• **EXERCISE**
Reproduce each entry below verbatim.

=======

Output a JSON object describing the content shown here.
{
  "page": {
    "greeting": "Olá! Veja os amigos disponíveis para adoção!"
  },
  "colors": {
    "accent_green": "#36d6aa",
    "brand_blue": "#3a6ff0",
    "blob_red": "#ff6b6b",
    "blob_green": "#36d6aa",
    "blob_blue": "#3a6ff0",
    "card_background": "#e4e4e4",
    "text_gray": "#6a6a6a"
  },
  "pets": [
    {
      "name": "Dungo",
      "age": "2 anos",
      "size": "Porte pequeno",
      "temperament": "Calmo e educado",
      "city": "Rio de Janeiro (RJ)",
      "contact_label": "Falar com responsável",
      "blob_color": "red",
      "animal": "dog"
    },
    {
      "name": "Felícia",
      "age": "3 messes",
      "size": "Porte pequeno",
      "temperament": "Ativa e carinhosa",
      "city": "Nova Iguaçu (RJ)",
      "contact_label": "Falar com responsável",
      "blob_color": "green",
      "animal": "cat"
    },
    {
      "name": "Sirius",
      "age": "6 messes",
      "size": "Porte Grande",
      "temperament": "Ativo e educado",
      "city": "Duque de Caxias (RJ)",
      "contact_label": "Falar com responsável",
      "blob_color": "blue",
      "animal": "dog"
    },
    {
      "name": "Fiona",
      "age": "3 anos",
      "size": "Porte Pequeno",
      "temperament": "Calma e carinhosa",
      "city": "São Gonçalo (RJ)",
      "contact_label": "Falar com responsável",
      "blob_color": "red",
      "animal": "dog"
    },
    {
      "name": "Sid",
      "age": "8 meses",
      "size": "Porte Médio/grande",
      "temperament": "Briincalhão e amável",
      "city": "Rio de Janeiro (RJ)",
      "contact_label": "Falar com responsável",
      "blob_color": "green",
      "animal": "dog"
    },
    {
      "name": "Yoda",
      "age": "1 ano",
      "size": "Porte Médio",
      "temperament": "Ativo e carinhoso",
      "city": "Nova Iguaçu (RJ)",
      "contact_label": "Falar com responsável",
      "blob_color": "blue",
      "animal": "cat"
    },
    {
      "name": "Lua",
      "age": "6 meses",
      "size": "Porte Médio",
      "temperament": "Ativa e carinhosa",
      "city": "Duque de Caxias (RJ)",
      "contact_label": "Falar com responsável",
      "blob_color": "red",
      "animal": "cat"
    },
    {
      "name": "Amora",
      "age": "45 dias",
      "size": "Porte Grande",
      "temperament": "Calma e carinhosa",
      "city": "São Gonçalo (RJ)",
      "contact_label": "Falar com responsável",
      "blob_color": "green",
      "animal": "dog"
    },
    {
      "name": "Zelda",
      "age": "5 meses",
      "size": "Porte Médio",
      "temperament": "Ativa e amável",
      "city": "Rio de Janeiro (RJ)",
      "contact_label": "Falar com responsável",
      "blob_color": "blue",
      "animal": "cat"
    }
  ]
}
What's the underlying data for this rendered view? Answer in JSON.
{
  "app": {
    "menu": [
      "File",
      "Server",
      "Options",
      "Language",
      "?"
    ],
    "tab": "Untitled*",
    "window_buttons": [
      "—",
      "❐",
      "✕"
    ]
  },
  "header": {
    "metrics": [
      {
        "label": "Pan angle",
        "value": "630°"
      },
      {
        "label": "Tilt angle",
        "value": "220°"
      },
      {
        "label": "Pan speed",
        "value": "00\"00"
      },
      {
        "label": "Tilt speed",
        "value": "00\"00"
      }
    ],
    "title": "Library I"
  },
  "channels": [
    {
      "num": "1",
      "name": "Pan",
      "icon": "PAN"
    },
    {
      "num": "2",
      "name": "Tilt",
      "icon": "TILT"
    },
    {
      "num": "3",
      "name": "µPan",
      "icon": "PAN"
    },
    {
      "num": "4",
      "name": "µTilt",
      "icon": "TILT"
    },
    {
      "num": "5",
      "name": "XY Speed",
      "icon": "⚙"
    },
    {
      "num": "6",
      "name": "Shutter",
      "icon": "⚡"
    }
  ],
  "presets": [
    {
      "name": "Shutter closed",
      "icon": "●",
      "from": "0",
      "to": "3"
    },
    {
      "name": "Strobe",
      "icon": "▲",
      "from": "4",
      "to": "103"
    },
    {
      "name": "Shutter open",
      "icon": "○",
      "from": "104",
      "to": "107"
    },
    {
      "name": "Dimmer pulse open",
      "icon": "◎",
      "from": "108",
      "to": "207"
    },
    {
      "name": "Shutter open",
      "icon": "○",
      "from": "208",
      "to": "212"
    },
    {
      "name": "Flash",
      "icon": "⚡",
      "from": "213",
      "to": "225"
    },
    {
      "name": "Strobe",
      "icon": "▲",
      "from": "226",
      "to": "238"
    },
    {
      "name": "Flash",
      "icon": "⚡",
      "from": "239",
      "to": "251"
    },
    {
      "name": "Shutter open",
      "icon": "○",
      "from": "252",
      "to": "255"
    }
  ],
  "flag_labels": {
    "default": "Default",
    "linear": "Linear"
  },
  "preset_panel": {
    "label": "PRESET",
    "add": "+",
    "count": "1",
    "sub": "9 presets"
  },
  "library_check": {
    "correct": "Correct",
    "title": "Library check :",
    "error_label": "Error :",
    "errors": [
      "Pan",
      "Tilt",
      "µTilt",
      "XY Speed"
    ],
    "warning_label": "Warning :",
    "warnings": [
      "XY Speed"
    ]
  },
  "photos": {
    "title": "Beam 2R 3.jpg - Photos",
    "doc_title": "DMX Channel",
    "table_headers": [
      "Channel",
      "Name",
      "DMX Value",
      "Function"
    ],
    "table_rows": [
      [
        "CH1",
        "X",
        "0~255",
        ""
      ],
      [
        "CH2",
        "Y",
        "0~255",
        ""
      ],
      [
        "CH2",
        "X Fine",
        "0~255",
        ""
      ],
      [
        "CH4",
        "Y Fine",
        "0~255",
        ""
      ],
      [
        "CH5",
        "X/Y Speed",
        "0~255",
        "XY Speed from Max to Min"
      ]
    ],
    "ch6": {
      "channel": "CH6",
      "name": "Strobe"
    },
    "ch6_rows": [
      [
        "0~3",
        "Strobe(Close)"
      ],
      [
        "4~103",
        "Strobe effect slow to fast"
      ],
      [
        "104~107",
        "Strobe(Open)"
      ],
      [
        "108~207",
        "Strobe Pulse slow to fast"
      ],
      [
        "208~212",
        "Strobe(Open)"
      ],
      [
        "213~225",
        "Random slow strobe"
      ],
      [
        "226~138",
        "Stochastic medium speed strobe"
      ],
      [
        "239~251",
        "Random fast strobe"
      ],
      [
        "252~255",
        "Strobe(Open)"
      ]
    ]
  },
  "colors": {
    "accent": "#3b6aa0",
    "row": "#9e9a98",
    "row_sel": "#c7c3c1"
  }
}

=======

• **SOLVED EXERCISE**
Output a JSON object describing the content shown here.
{
  "page": {
    "greeting": "Olá! Veja os amigos disponíveis para adoção!"
  },
  "colors": {
    "accent_green": "#36d6aa",
    "brand_blue": "#3a6ff0",
    "blob_red": "#ff6b6b",
    "blob_green": "#36d6aa",
    "blob_blue": "#3a6ff0",
    "card_background": "#e4e4e4",
    "text_gray": "#6a6a6a"
  },
  "pets": [
    {
      "name": "Dungo",
      "age": "2 anos",
      "size": "Porte pequeno",
      "temperament": "Calmo e educado",
      "city": "Rio de Janeiro (RJ)",
      "contact_label": "Falar com responsável",
      "blob_color": "red",
      "animal": "dog"
    },
    {
      "name": "Felícia",
      "age": "3 messes",
      "size": "Porte pequeno",
      "temperament": "Ativa e carinhosa",
      "city": "Nova Iguaçu (RJ)",
      "contact_label": "Falar com responsável",
      "blob_color": "green",
      "animal": "cat"
    },
    {
      "name": "Sirius",
      "age": "6 messes",
      "size": "Porte Grande",
      "temperament": "Ativo e educado",
      "city": "Duque de Caxias (RJ)",
      "contact_label": "Falar com responsável",
      "blob_color": "blue",
      "animal": "dog"
    },
    {
      "name": "Fiona",
      "age": "3 anos",
      "size": "Porte Pequeno",
      "temperament": "Calma e carinhosa",
      "city": "São Gonçalo (RJ)",
      "contact_label": "Falar com responsável",
      "blob_color": "red",
      "animal": "dog"
    },
    {
      "name": "Sid",
      "age": "8 meses",
      "size": "Porte Médio/grande",
      "temperament": "Briincalhão e amável",
      "city": "Rio de Janeiro (RJ)",
      "contact_label": "Falar com responsável",
      "blob_color": "green",
      "animal": "dog"
    },
    {
      "name": "Yoda",
      "age": "1 ano",
      "size": "Porte Médio",
      "temperament": "Ativo e carinhoso",
      "city": "Nova Iguaçu (RJ)",
      "contact_label": "Falar com responsável",
      "blob_color": "blue",
      "animal": "cat"
    },
    {
      "name": "Lua",
      "age": "6 meses",
      "size": "Porte Médio",
      "temperament": "Ativa e carinhosa",
      "city": "Duque de Caxias (RJ)",
      "contact_label": "Falar com responsável",
      "blob_color": "red",
      "animal": "cat"
    },
    {
      "name": "Amora",
      "age": "45 dias",
      "size": "Porte Grande",
      "temperament": "Calma e carinhosa",
      "city": "São Gonçalo (RJ)",
      "contact_label": "Falar com responsável",
      "blob_color": "green",
      "animal": "dog"
    },
    {
      "name": "Zelda",
      "age": "5 meses",
      "size": "Porte Médio",
      "temperament": "Ativa e amável",
      "city": "Rio de Janeiro (RJ)",
      "contact_label": "Falar com responsável",
      "blob_color": "blue",
      "animal": "cat"
    }
  ]
}
What's the underlying data for this rendered view? Answer in JSON.
{
  "app": {
    "menu": [
      "File",
      "Server",
      "Options",
      "Language",
      "?"
    ],
    "tab": "Untitled*",
    "window_buttons": [
      "—",
      "❐",
      "✕"
    ]
  },
  "header": {
    "metrics": [
      {
        "label": "Pan angle",
        "value": "630°"
      },
      {
        "label": "Tilt angle",
        "value": "220°"
      },
      {
        "label": "Pan speed",
        "value": "00\"00"
      },
      {
        "label": "Tilt speed",
        "value": "00\"00"
      }
    ],
    "title": "Library I"
  },
  "channels": [
    {
      "num": "1",
      "name": "Pan",
      "icon": "PAN"
    },
    {
      "num": "2",
      "name": "Tilt",
      "icon": "TILT"
    },
    {
      "num": "3",
      "name": "µPan",
      "icon": "PAN"
    },
    {
      "num": "4",
      "name": "µTilt",
      "icon": "TILT"
    },
    {
      "num": "5",
      "name": "XY Speed",
      "icon": "⚙"
    },
    {
      "num": "6",
      "name": "Shutter",
      "icon": "⚡"
    }
  ],
  "presets": [
    {
      "name": "Shutter closed",
      "icon": "●",
      "from": "0",
      "to": "3"
    },
    {
      "name": "Strobe",
      "icon": "▲",
      "from": "4",
      "to": "103"
    },
    {
      "name": "Shutter open",
      "icon": "○",
      "from": "104",
      "to": "107"
    },
    {
      "name": "Dimmer pulse open",
      "icon": "◎",
      "from": "108",
      "to": "207"
    },
    {
      "name": "Shutter open",
      "icon": "○",
      "from": "208",
      "to": "212"
    },
    {
      "name": "Flash",
      "icon": "⚡",
      "from": "213",
      "to": "225"
    },
    {
      "name": "Strobe",
      "icon": "▲",
      "from": "226",
      "to": "238"
    },
    {
      "name": "Flash",
      "icon": "⚡",
      "from": "239",
      "to": "251"
    },
    {
      "name": "Shutter open",
      "icon": "○",
      "from": "252",
      "to": "255"
    }
  ],
  "flag_labels": {
    "default": "Default",
    "linear": "Linear"
  },
  "preset_panel": {
    "label": "PRESET",
    "add": "+",
    "count": "1",
    "sub": "9 presets"
  },
  "library_check": {
    "correct": "Correct",
    "title": "Library check :",
    "error_label": "Error :",
    "errors": [
      "Pan",
      "Tilt",
      "µTilt",
      "XY Speed"
    ],
    "warning_label": "Warning :",
    "warnings": [
      "XY Speed"
    ]
  },
  "photos": {
    "title": "Beam 2R 3.jpg - Photos",
    "doc_title": "DMX Channel",
    "table_headers": [
      "Channel",
      "Name",
      "DMX Value",
      "Function"
    ],
    "table_rows": [
      [
        "CH1",
        "X",
        "0~255",
        ""
      ],
      [
        "CH2",
        "Y",
        "0~255",
        ""
      ],
      [
        "CH2",
        "X Fine",
        "0~255",
        ""
      ],
      [
        "CH4",
        "Y Fine",
        "0~255",
        ""
      ],
      [
        "CH5",
        "X/Y Speed",
        "0~255",
        "XY Speed from Max to Min"
      ]
    ],
    "ch6": {
      "channel": "CH6",
      "name": "Strobe"
    },
    "ch6_rows": [
      [
        "0~3",
        "Strobe(Close)"
      ],
      [
        "4~103",
        "Strobe effect slow to fast"
      ],
      [
        "104~107",
        "Strobe(Open)"
      ],
      [
        "108~207",
        "Strobe Pulse slow to fast"
      ],
      [
        "208~212",
        "Strobe(Open)"
      ],
      [
        "213~225",
        "Random slow strobe"
      ],
      [
        "226~138",
        "Stochastic medium speed strobe"
      ],
      [
        "239~251",
        "Random fast strobe"
      ],
      [
        "252~255",
        "Strobe(Open)"
      ]
    ]
  },
  "colors": {
    "accent": "#3b6aa0",
    "row": "#9e9a98",
    "row_sel": "#c7c3c1"
  }
}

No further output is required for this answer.